It started in Thailand. Giggly school kids would approach us and ask, “One photo?” At first I thought they were asking us to take a photo of them. When I answered yes, the kid would rush to my side and one of their friends would snap away (usually on a cell phone). Once permission was granted to one, all the kids would want their picture taken with the tall, white farang (foreigner). It happened a few times in Thailand and was cute… for a while.
Then we went to India. Western tourists have been exploring India for years, yet from the intense stares we got, we thought perhaps we were the only white people some of these Indians had ever seen. Once they snapped out of their stares, they would remember that they had a camera or phone and would ask for a photo. So we obliged. Snap, a shot with a woman in a sparkly, green salwar khameez, in Hawa Mahal, Jaipur.
Click, a photo for the man eyeing me up at the Taj Mahal.
He thought it was cool that I would wear the local dress. Or maybe he was shocked to see my lily white stomach peeking out and had to splash it on his Facebook page.
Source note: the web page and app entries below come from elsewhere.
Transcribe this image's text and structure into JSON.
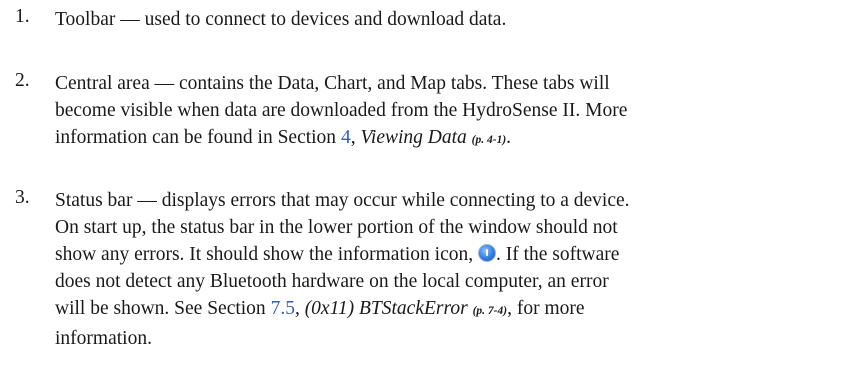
{
  "items": [
    {
      "number": "1.",
      "lines": [
        "Toolbar — used to connect to devices and download data."
      ]
    },
    {
      "number": "2.",
      "lines": [
        "Central area — contains the Data, Chart, and Map tabs. These tabs will",
        "become visible when data are downloaded from the HydroSense II. More"
      ],
      "line3_pre": "information can be found in Section ",
      "link_section": "4",
      "line3_mid": ", ",
      "link_title": "Viewing Data",
      "page_ref": "(p. 4-1)",
      "line3_end": "."
    },
    {
      "number": "3.",
      "lines": [
        "Status bar — displays errors that may occur while connecting to a device.",
        "On start up, the status bar in the lower portion of the window should not"
      ],
      "line3_pre": "show any errors. It should show the information icon, ",
      "line3_post": ". If the software",
      "line4": "does not detect any Bluetooth hardware on the local computer, an error",
      "line5_pre": "will be shown. See Section ",
      "link_section": "7.5",
      "line5_mid": ", ",
      "link_title": "(0x11) BTStackError",
      "page_ref": "(p. 7-4)",
      "line5_post": ", for more",
      "line6": "information.",
      "icon": "information-icon"
    }
  ]
}
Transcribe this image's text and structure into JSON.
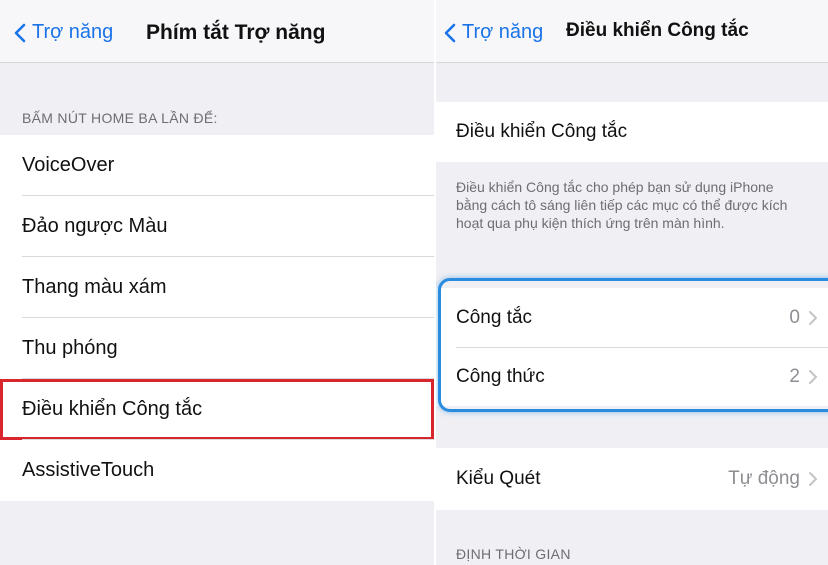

Some “stole” pictures of us as we passed by. Most asked politely, and while we always joked among ourselves about asking for some rupees, we never said it to them. We asked many people why they wanted our photo. They usually didn’t answer our question with words, just the usual Indian head wobble. When we asked our tour guide Navin about it, he said they like to pretend they have a Western friend and show the photos off to other Indians.
Ken’s perspective on this is, of course, recorded on video:
We felt funny sometimes having our picture taken. We may have been dirty or sweaty or feeling uninteresting. And those are the times when we remembered that turnabout is fair play. Barely a day has gone by on our world tour without us sneaking a snap of an unsuspecting local. We do it all the time, so why shouldn’t we have our photo taken by a stranger too?
We do have our limits. One boundary that I feel the world really needs to respect is not touching a stranger without permission. We are constantly reading about cultural sensitivities in guidebooks and how we foreigners need to respect local customs. So I was a bit shocked at what happened at the location of Buddha’s first sermon, outside of Varanasi. A few of us were approached by a local who wanted to take a group picture. We lined up for him, and then more budding photographers gathered around us. It was brutally hot that day, with the sun beating down, so I had my sarong wrapped around my head and shoulders. One woman charged at me and forcefully tried to remove my sarong from my head, for a more Westernized look to her picture. I replied gruffly that she shouldn’t be grabbing me like that and scowled for the last picture.
Good thing we’re not looking into becoming politicians, because we have no idea what incriminating photos some of these people may have of us!